Use and Reproduction This image is in the public domain and may be used freely. If publishing in print, electronically, or on a website, please use the citation button above. To request higher resolution images, please use the Request High Res button above.
File name yearb_1988_015.jpg
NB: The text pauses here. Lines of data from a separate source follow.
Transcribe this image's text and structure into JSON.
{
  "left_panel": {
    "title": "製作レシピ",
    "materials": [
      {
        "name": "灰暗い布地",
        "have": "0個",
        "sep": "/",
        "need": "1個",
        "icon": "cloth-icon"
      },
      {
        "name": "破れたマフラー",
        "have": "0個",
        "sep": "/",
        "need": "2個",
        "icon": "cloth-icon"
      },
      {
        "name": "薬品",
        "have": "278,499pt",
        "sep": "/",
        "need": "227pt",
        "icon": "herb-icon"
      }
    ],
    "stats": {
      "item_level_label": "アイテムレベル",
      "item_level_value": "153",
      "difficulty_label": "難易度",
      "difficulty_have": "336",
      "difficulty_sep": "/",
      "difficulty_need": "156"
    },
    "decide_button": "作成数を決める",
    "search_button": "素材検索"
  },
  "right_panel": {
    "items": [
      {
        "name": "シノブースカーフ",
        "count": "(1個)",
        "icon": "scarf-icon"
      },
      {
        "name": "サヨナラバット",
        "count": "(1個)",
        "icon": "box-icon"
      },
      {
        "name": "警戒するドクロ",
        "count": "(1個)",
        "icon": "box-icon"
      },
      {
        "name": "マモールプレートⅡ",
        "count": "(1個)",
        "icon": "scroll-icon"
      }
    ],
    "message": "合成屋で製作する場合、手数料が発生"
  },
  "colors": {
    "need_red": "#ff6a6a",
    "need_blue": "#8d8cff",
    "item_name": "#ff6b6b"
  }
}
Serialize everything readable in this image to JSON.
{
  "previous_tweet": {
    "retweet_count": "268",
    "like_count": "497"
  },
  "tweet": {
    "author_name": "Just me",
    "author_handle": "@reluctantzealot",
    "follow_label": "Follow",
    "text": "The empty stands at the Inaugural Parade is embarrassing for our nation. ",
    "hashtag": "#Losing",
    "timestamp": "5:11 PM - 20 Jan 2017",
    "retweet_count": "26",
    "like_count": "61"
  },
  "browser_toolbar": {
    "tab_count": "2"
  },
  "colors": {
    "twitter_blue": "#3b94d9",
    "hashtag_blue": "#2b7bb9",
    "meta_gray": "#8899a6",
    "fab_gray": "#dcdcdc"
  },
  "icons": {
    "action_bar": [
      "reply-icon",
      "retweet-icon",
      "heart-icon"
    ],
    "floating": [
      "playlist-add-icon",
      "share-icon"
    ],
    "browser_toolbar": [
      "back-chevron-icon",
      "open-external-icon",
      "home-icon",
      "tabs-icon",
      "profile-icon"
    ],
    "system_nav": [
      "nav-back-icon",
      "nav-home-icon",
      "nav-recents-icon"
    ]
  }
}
Transcript Was . .. Eleanor Smeal, past president of the National Organization for Women, has been touring the country as the prime mover behind the Fund for a Feminist Majority. Feminists have a long tradition of fighting for equality, social and economic, justice, and peace. The 19th Century feminists, led by Lucretia Mott, Sojourner Truth, Harriet Tubman, Elizabeth Cady Staton, and Susan B. Anthony fought for women's suffrage and equality for social reforms such as the elimination of child labor, the promotion of temperance, public education, health care, human services and the abolition of slavery and the end of racism. Over the years, from 1970 to 1980s support for the women's movement efforts has gone from a bare plurality to a solid majority. Early 20th Century feminists were world leaders in the fight for women's suffrage and continued to fight against the excesses of the industrial revolution. They fought for fair labor standards, for social reforms to end poverty, and promote human services and world peace. "The U.S. repeatedly attempted to back the Nicaraguan government, but in the absence of any success, it tried backing the Con- tras. The U.S. never imagined the Contras are a force fighting for the U.S." — Jean Kirkpa- trick Former U.S. Ambassador to the UN The total compliance to a Central American peace accord by the Nicaraguan government is uncertain, said former U.S. Ambassador to the United Nations, Jean Kirkpatrick. Despite the signing of the accord by the five Central American presidents, including Nicaragua's Daniel Ortega, Nicaragua has been slower than its neighbors to implement reform. Signed Aug. 7, the accord calls for democratic reforms in each country as well as a system of political pluralism in all of Central America. The agreement also calls for free elections and a cease-fire in guerrilla wars by Nov. 7. Kirkpatrick, who served as U.N. ambassador for the first four years of the Reagan administration, no longer holds political office. She said America's stake in Nicaragua is greater than most people conceive. "Whenever you think about the CIA, keep in mind money, because money is what it all comes down to." — Philip Agee former CIA officer Former CIA officer, Philip Agee said that payoffs, torture and the overthrow of foreign governments were just a few of the subversive activities he witnessed while with the CIA. After serving 12 years, Agee resigned from the service in 1969. Agee was on campus promoting his book On the Run. He said that he was harassed by the CIA for his books and the agency attempted to take away his First Amendment rights by forcing him to keep a secrecy agreement about his work. A CIA spokesperson said that the Supreme Court has upheld the agency's right to review material written by CIA agents so that it can protect its methods and contacts in the field. Agee said that the CIA operations in foreign countries are designed to weaken and destroy the opposition, usually made up of left-wing Democratic supporters, Socialists and Communists. The CIA continues to recruit at this university and 12 of the 14 people interviewed this fall were recruited. Speakers 19